“In the case of oxides, we are using a new production process for Peru, which is VAT leaching. Taking advantage of our proximity to the sea, we are using untreated seawater for the leaching process. In the case of sulphides, we have a conventional sulphide concentrator plant.”
Acknowledging the impact Covid had on Las Bambas’ production in 2020, general manager Edgardo Orderique spoke of the opportunity it presented to accelerate the implementation of technologies, such as the company’s recently inaugurated Digital Operations Center (DOC) in Lima. “Our DOC has the aim of operating Las Bambas from Lima, controlling the whole value chain, from the mine to the Matarani port,” he explained, adding that the current mini DOC controls dispatch as well as trucks, shovels and drillers, but MMG aims to extend this control to the transportation of concentrate and the storage points.
Orderique went on to outline the company’s plans to begin operating the Chalcobamba pit in June 2021: “Our goal is not to expand production, but rather, to compensate for the lower copper grades at the Ferrobamba pit as we drill deeper and to achieve sustained production in the coming years” he said, noting that after Chalcobamba, MMG will continue development at Sulfobamba.
Another of Peru’s main copper producers, Hudbay Minerals (TSX: HBM), also highlighted technological advances that have been implemented to optimize its operations.
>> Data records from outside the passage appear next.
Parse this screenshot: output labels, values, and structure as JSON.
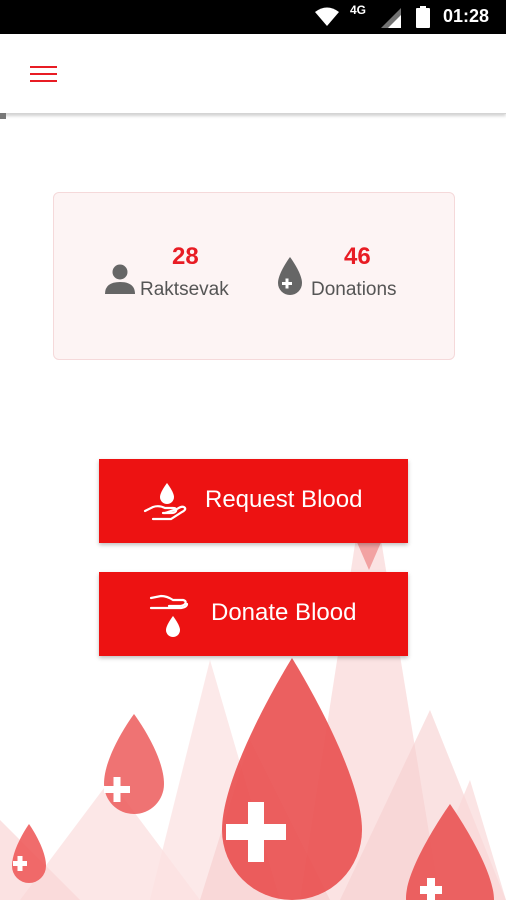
{
  "status_bar": {
    "network": "4G",
    "time": "01:28"
  },
  "app_bar": {
    "menu_icon": "hamburger-menu-icon"
  },
  "stats": {
    "raktsevak": {
      "count": "28",
      "label": "Raktsevak",
      "icon": "person-icon"
    },
    "donations": {
      "count": "46",
      "label": "Donations",
      "icon": "blood-drop-plus-icon"
    }
  },
  "actions": {
    "request": {
      "label": "Request Blood",
      "icon": "hand-drop-icon"
    },
    "donate": {
      "label": "Donate Blood",
      "icon": "donate-hand-drop-icon"
    }
  },
  "colors": {
    "accent": "#e81c24",
    "button": "#ed1212",
    "card_bg": "#fdf4f4"
  }
}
Javier Del Río, Hudbay’s VP business unit South America, explained that to optimize production, you need to know in real time the specific characteristics of the ore that is going through your processing plant so the operator can provide the best metallurgical response possible.
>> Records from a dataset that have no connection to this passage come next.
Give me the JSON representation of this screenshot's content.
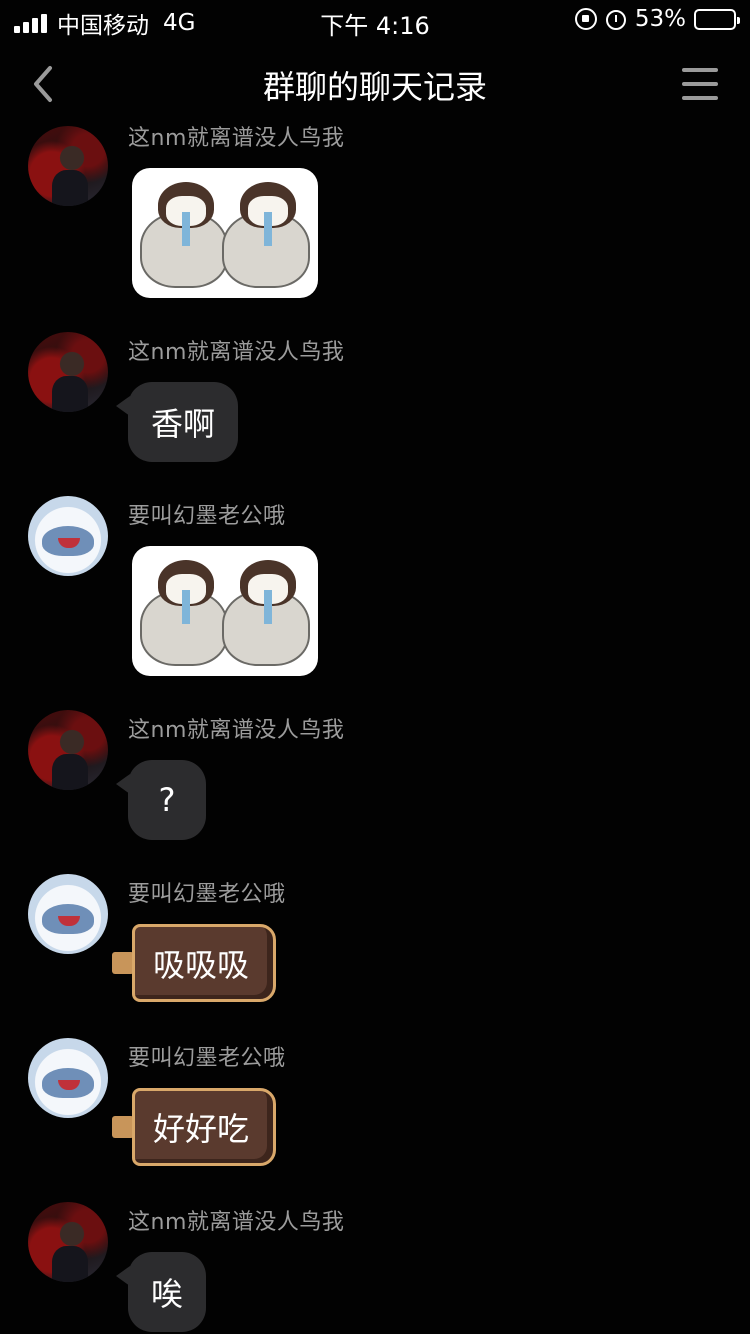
{
  "status_bar": {
    "carrier": "中国移动",
    "network": "4G",
    "time": "下午 4:16",
    "battery_percent": "53%",
    "battery_level": 0.53,
    "battery_color": "#f2c900"
  },
  "nav": {
    "title": "群聊的聊天记录",
    "back_icon": "chevron-left-icon",
    "menu_icon": "hamburger-menu-icon"
  },
  "messages": [
    {
      "sender": "这nm就离谱没人鸟我",
      "type": "sticker",
      "content": "penguin-sticker"
    },
    {
      "sender": "这nm就离谱没人鸟我",
      "type": "text",
      "text": "香啊"
    },
    {
      "sender": "要叫幻墨老公哦",
      "type": "sticker",
      "content": "penguin-sticker"
    },
    {
      "sender": "这nm就离谱没人鸟我",
      "type": "text",
      "text": "?"
    },
    {
      "sender": "要叫幻墨老公哦",
      "type": "chocolate-bubble",
      "text": "吸吸吸"
    },
    {
      "sender": "要叫幻墨老公哦",
      "type": "chocolate-bubble",
      "text": "好好吃"
    },
    {
      "sender": "这nm就离谱没人鸟我",
      "type": "text",
      "text": "唉"
    }
  ]
}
“Right now, we are taking advantage of the US$4/lb+ copper price to invest in capital initiatives focused on the optimization of all the processes from the pit to the port,” he said, giving the example of particle size sensors that send data in real-time to optimize the processing plant throughout the Expert System. “We are also looking to automate our drill rigs so they can be operated remotely, and reinforcing our digital infrastructure with an LTE network, including at Pampacancha.”
Hudbay completed the pre-stripping phase at its Pampacancha satellite deposit in 2021, and expects to achieve full production at Pampacancha by the end of Q2, revealed Del Rio, but commented that the real benefits of the operation will be felt in 2023/24. “This deposit will overcome the declining head grade at Constancia and compensate the hardness of the Constancia rock. Pampacancha has 40 million tonnes of reserves at 0.60% Cu, which will be blended with the Constancia production resulting in an average grade of 0.40% to 0.45% Cu for our operation, so it will contribute considerably."
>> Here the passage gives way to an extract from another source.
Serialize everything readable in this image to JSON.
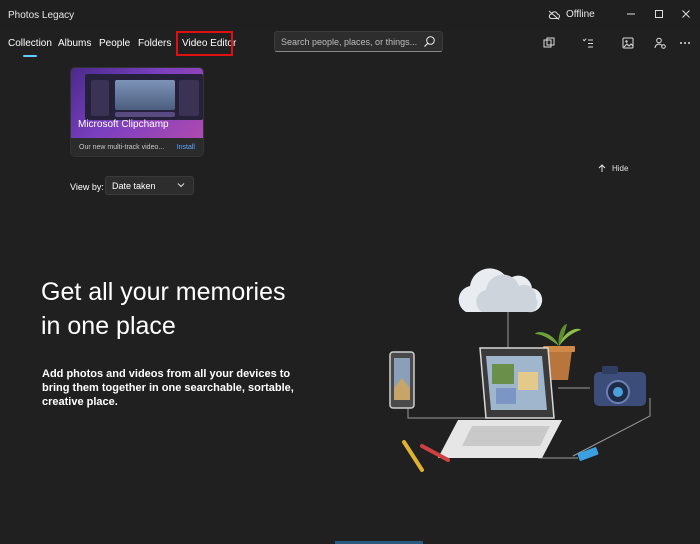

One of Peru’s private copper producers, Southern Peaks Mining (SPM), is in the process of expanding its Condestable mine in the Cañete province. The staged expansion of Condestable will initially increase throughput from 7,000 mt/d to 8,400 mt/d, with construction for this stage due to be finished in Q3 2021, revealed Adolfo Vera, SPM’s president and CEO. Vera noted that this will result in a 20% increase in copper production from the mine, before adding that the following stage will be to increase throughput to 12,000 mt/d after SPM has prepared a new EIA and obtained the necessary permits.
On the subject of the surging copper price, Vera mentioned that the context gives SPM a robust case for expansion. “This will bring about cheaper capital for brownfield copper projects, and has also stimulated M&A interest,” he said.
Although Vera stated that an IPO is not a short-term priority for SPM, he admitted that listing is on the cards in the not so distant future. Summarizing where he would like to see the company in 2022, Vera added: “I would like to see Ariana back in construction, Condestable’s first expansion fully completed, and the permitting process underway for the second stage of the expansion. In an ideal world, I would also like at least one more asset in the SPM portfolio.”
Image courtesy of Gold Fields